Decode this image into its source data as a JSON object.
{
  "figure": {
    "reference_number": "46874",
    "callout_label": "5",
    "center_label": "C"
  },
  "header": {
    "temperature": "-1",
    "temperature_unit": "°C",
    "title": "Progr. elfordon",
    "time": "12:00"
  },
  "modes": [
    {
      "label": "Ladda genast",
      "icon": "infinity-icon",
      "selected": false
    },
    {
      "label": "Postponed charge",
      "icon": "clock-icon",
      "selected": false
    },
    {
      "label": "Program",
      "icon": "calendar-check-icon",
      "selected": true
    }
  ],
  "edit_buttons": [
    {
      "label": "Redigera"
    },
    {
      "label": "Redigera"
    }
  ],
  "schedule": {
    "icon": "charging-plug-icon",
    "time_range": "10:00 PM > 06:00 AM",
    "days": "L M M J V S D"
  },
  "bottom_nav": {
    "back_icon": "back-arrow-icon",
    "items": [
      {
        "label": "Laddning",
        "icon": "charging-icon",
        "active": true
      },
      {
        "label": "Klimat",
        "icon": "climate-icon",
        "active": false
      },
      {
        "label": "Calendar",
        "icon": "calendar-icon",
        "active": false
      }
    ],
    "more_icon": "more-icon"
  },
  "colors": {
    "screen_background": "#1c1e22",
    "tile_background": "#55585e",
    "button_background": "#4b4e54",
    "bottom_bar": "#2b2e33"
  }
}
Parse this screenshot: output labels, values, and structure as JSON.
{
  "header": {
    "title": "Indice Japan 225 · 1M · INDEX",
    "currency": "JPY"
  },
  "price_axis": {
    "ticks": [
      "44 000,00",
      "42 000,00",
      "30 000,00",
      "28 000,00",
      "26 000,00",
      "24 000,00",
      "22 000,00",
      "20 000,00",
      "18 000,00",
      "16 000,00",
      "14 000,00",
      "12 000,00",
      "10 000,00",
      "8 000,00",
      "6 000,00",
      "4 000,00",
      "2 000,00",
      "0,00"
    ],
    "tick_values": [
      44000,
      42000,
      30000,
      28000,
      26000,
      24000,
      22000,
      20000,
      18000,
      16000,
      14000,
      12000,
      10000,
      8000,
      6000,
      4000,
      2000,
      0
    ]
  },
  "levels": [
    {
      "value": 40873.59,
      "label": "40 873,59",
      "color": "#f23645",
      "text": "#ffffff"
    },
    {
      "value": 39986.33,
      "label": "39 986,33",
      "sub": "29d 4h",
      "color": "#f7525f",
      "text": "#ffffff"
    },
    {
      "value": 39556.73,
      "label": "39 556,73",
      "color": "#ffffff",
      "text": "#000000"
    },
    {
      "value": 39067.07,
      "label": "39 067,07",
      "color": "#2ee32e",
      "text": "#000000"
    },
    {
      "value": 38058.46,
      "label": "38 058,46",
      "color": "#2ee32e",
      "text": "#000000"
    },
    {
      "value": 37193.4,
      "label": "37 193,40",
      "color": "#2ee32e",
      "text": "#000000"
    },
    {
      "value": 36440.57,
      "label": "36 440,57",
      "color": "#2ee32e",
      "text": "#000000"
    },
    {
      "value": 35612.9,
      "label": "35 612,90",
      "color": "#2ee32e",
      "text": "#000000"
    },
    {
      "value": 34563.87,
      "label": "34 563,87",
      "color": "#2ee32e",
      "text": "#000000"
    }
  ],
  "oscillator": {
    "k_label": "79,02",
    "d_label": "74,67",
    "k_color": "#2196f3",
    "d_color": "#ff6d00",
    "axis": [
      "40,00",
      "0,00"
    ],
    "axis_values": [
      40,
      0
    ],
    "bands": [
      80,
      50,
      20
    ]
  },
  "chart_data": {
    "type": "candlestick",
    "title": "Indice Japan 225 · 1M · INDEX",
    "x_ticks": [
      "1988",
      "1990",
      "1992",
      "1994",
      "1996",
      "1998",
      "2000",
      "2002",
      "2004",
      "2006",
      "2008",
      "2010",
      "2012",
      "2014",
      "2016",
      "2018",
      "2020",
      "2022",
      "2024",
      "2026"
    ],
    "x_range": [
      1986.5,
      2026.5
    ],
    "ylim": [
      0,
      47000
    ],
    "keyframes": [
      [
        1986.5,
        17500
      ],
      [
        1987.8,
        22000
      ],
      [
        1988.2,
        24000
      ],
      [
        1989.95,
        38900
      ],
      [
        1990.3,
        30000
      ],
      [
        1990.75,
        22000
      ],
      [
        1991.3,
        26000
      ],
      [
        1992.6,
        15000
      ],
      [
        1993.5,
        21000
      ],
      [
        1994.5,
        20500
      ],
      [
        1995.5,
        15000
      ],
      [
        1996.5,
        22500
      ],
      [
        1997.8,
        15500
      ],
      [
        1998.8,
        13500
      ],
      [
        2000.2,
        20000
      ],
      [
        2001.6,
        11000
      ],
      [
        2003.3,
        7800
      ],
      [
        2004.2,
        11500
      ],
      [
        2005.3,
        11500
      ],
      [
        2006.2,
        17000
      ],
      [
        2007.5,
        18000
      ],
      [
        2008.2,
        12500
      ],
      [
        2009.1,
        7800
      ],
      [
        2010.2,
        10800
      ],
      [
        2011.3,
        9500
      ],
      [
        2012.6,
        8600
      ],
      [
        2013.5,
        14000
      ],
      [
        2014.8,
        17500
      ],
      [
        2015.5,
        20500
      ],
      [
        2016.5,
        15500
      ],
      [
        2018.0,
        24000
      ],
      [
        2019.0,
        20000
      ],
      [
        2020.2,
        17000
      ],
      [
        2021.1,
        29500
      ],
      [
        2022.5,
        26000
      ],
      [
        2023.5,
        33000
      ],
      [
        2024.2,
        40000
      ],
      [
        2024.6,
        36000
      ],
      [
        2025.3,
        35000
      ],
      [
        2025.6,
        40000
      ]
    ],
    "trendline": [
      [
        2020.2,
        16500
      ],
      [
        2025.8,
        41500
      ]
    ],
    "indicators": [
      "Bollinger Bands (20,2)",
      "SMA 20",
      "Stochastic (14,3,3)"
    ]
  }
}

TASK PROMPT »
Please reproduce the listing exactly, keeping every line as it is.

EXERCISE ANSWER »
Decode this image into its source data as a JSON object.
{
  "figure": {
    "reference_number": "46874",
    "callout_label": "5",
    "center_label": "C"
  },
  "header": {
    "temperature": "-1",
    "temperature_unit": "°C",
    "title": "Progr. elfordon",
    "time": "12:00"
  },
  "modes": [
    {
      "label": "Ladda genast",
      "icon": "infinity-icon",
      "selected": false
    },
    {
      "label": "Postponed charge",
      "icon": "clock-icon",
      "selected": false
    },
    {
      "label": "Program",
      "icon": "calendar-check-icon",
      "selected": true
    }
  ],
  "edit_buttons": [
    {
      "label": "Redigera"
    },
    {
      "label": "Redigera"
    }
  ],
  "schedule": {
    "icon": "charging-plug-icon",
    "time_range": "10:00 PM > 06:00 AM",
    "days": "L M M J V S D"
  },
  "bottom_nav": {
    "back_icon": "back-arrow-icon",
    "items": [
      {
        "label": "Laddning",
        "icon": "charging-icon",
        "active": true
      },
      {
        "label": "Klimat",
        "icon": "climate-icon",
        "active": false
      },
      {
        "label": "Calendar",
        "icon": "calendar-icon",
        "active": false
      }
    ],
    "more_icon": "more-icon"
  },
  "colors": {
    "screen_background": "#1c1e22",
    "tile_background": "#55585e",
    "button_background": "#4b4e54",
    "bottom_bar": "#2b2e33"
  }
}
Parse this screenshot: output labels, values, and structure as JSON.
{
  "header": {
    "title": "Indice Japan 225 · 1M · INDEX",
    "currency": "JPY"
  },
  "price_axis": {
    "ticks": [
      "44 000,00",
      "42 000,00",
      "30 000,00",
      "28 000,00",
      "26 000,00",
      "24 000,00",
      "22 000,00",
      "20 000,00",
      "18 000,00",
      "16 000,00",
      "14 000,00",
      "12 000,00",
      "10 000,00",
      "8 000,00",
      "6 000,00",
      "4 000,00",
      "2 000,00",
      "0,00"
    ],
    "tick_values": [
      44000,
      42000,
      30000,
      28000,
      26000,
      24000,
      22000,
      20000,
      18000,
      16000,
      14000,
      12000,
      10000,
      8000,
      6000,
      4000,
      2000,
      0
    ]
  },
  "levels": [
    {
      "value": 40873.59,
      "label": "40 873,59",
      "color": "#f23645",
      "text": "#ffffff"
    },
    {
      "value": 39986.33,
      "label": "39 986,33",
      "sub": "29d 4h",
      "color": "#f7525f",
      "text": "#ffffff"
    },
    {
      "value": 39556.73,
      "label": "39 556,73",
      "color": "#ffffff",
      "text": "#000000"
    },
    {
      "value": 39067.07,
      "label": "39 067,07",
      "color": "#2ee32e",
      "text": "#000000"
    },
    {
      "value": 38058.46,
      "label": "38 058,46",
      "color": "#2ee32e",
      "text": "#000000"
    },
    {
      "value": 37193.4,
      "label": "37 193,40",
      "color": "#2ee32e",
      "text": "#000000"
    },
    {
      "value": 36440.57,
      "label": "36 440,57",
      "color": "#2ee32e",
      "text": "#000000"
    },
    {
      "value": 35612.9,
      "label": "35 612,90",
      "color": "#2ee32e",
      "text": "#000000"
    },
    {
      "value": 34563.87,
      "label": "34 563,87",
      "color": "#2ee32e",
      "text": "#000000"
    }
  ],
  "oscillator": {
    "k_label": "79,02",
    "d_label": "74,67",
    "k_color": "#2196f3",
    "d_color": "#ff6d00",
    "axis": [
      "40,00",
      "0,00"
    ],
    "axis_values": [
      40,
      0
    ],
    "bands": [
      80,
      50,
      20
    ]
  },
  "chart_data": {
    "type": "candlestick",
    "title": "Indice Japan 225 · 1M · INDEX",
    "x_ticks": [
      "1988",
      "1990",
      "1992",
      "1994",
      "1996",
      "1998",
      "2000",
      "2002",
      "2004",
      "2006",
      "2008",
      "2010",
      "2012",
      "2014",
      "2016",
      "2018",
      "2020",
      "2022",
      "2024",
      "2026"
    ],
    "x_range": [
      1986.5,
      2026.5
    ],
    "ylim": [
      0,
      47000
    ],
    "keyframes": [
      [
        1986.5,
        17500
      ],
      [
        1987.8,
        22000
      ],
      [
        1988.2,
        24000
      ],
      [
        1989.95,
        38900
      ],
      [
        1990.3,
        30000
      ],
      [
        1990.75,
        22000
      ],
      [
        1991.3,
        26000
      ],
      [
        1992.6,
        15000
      ],
      [
        1993.5,
        21000
      ],
      [
        1994.5,
        20500
      ],
      [
        1995.5,
        15000
      ],
      [
        1996.5,
        22500
      ],
      [
        1997.8,
        15500
      ],
      [
        1998.8,
        13500
      ],
      [
        2000.2,
        20000
      ],
      [
        2001.6,
        11000
      ],
      [
        2003.3,
        7800
      ],
      [
        2004.2,
        11500
      ],
      [
        2005.3,
        11500
      ],
      [
        2006.2,
        17000
      ],
      [
        2007.5,
        18000
      ],
      [
        2008.2,
        12500
      ],
      [
        2009.1,
        7800
      ],
      [
        2010.2,
        10800
      ],
      [
        2011.3,
        9500
      ],
      [
        2012.6,
        8600
      ],
      [
        2013.5,
        14000
      ],
      [
        2014.8,
        17500
      ],
      [
        2015.5,
        20500
      ],
      [
        2016.5,
        15500
      ],
      [
        2018.0,
        24000
      ],
      [
        2019.0,
        20000
      ],
      [
        2020.2,
        17000
      ],
      [
        2021.1,
        29500
      ],
      [
        2022.5,
        26000
      ],
      [
        2023.5,
        33000
      ],
      [
        2024.2,
        40000
      ],
      [
        2024.6,
        36000
      ],
      [
        2025.3,
        35000
      ],
      [
        2025.6,
        40000
      ]
    ],
    "trendline": [
      [
        2020.2,
        16500
      ],
      [
        2025.8,
        41500
      ]
    ],
    "indicators": [
      "Bollinger Bands (20,2)",
      "SMA 20",
      "Stochastic (14,3,3)"
    ]
  }
}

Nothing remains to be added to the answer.